For the second time in three days, residents of Accra were at the mercy of heavy floods after an overnight downpour submerged parts of the city and its environs.
The eight-hour rains lasted up to about 6 a.m. on May 24, 2022, from the previous night, hitting hard at the flood-prone areas of the city, and leaving piles of garbage strewn across the roads and other open spaces.
Adabraka, Kaneshie, Alajo, Tetegu and STC, Mallam, Kasoa, Adenta, Afienya, Odawna, Graphic Road, Abossey Okai, and the environs of the Kwame Nkrumah Interchange — the centre of the June 3, 2015, fire-cum-water disaster in Accra — were among the worst affected.
The floods extended to other low lying areas, including parts of Ga South and Ga West municipalities, where homes, shops and fuel stations were flooded and access routes were rendered unsafe for vehicles.
At Teshie, parts of the Beach Road, under construction, became impassable, warranting a policeman to direct traffic through alternative roads.
Residents, trapped either in their homes or in traffic, sent distressing messages to the authorities.
A joint team from the Ghana Armed Forces and the National Disaster Management Organisation (NADMO) were deployed over the period for rescue operations.
Many shops remained shut to business the whole of Tuesday, May 24, as the public struggled to deal with the floods. For those that opened, it was to salvage wares left untouched by the rains, reports Delali Sika.
Residents and traders spent long periods scooping water from their homes and shops, salvaging whatever was possible, with buckets and pumps, and cleared debris in a massive clean-up exercise.
Some commuters wading through the floods at Toyota and STC yard area in Accra
Around 10 a.m. at the Kaneshie enclave, massive flood on portions of the tarred road from Kaneshie to the Graphic Road had caused vehicular traffic on that stretch.
The Kaneshie Polyclinic suffered temporary closure, as a result, to allow staff to clean up the environment.
The road from Afariwa through Tulaku on the Ashaiman Roundabout-Afienya road was similarly affected.
“Using that stretch on a normal day could take 10 to 15 minutes, but one had to spend 45 minutes in traffic today before getting to the roundabout,” a resident, Sedinam Klutse, told the Daily Graphic.
A resident of Adenta SDA, Success Akakpo, said the intensity of the rain was such that it favoured only those who had cars.
Around Toyota and the Goil fuel station on the Graphic Road, pedestrians walked through the flood as the areas were submerged in water.
Odawna traders appeal
Some traders at the Odawna Market at Adabraka called on the government to honour its promise to construct a new market for them, reports Juliet Akyaa Safo.
The traders said they had suffered enough from floods and fire disasters over the years.

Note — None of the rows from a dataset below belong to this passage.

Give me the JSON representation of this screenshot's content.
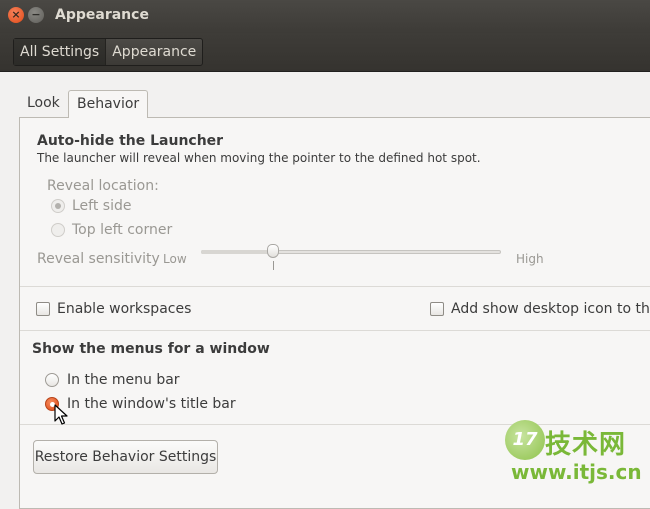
{
  "window": {
    "title": "Appearance",
    "close_glyph": "×",
    "minimize_glyph": "−"
  },
  "breadcrumbs": [
    "All Settings",
    "Appearance"
  ],
  "tabs": {
    "look": "Look",
    "behavior": "Behavior"
  },
  "launcher": {
    "heading": "Auto-hide the Launcher",
    "description": "The launcher will reveal when moving the pointer to the defined hot spot.",
    "reveal_location_label": "Reveal location:",
    "options": [
      "Left side",
      "Top left corner"
    ],
    "selected_option": "Left side",
    "sensitivity_label": "Reveal sensitivity",
    "sensitivity_low": "Low",
    "sensitivity_high": "High",
    "sensitivity_value": 0.24,
    "enabled": false
  },
  "workspaces": {
    "label": "Enable workspaces",
    "checked": false
  },
  "desktop_icon": {
    "label": "Add show desktop icon to the",
    "checked": false
  },
  "menus": {
    "heading": "Show the menus for a window",
    "options": [
      "In the menu bar",
      "In the window's title bar"
    ],
    "selected_option": "In the window's title bar"
  },
  "restore_button": "Restore Behavior Settings",
  "watermark": {
    "logo_text": "17",
    "text": "技术网",
    "url": "www.itjs.cn"
  },
  "colors": {
    "accent": "#dd4814",
    "titlebar": "#3e3c38",
    "panel": "#f7f6f5",
    "watermark": "#7ab838"
  }
}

A number of items, including fridges, kitchen appliances, clothes, shoes, hair and make-up accessories, and toiletries, were destroyed in the floods, while one of the walls around the market collapsed as a result of the rain.
The traders lamented the state of the market, saying although the government had supported them in the past, it had not helped to sustain their businesses.
The Public Relations Officer of the Korle Klottey Municipal Assembly, Nii Ofori Quaye, said the assembly had had series of engagements with the traders concerning the construction of the market.
“We have had series of stakeholders’ engagement with market executives, the traders, and all who matter. The pedestrian shopping mall market is on course; what is happening is that the assembly is first constructing a storm drain, which will run through Paloma Hotel through Asylum Down via the pedestrian shopping mall into the Odaw River, and then start with the construction of the market,” he said.
He urged the traders to wait patiently for the construction of the market to start.
Emmanuel Bonney reports that the road after the Kasoa tollbooths was blocked by sand that had washed from the hillside, compelling drivers to use alternative but winding routes.
Drivers from Kasoa also shifted to the opposite side of the dual carriageway, driving in one of the lanes from Accra.
This was to avoid the flood on the SCC-Old Barrier stretch.
The situation resulted in a traffic congestion on the lane coming from Accra as the vehicles struggled to use the lane.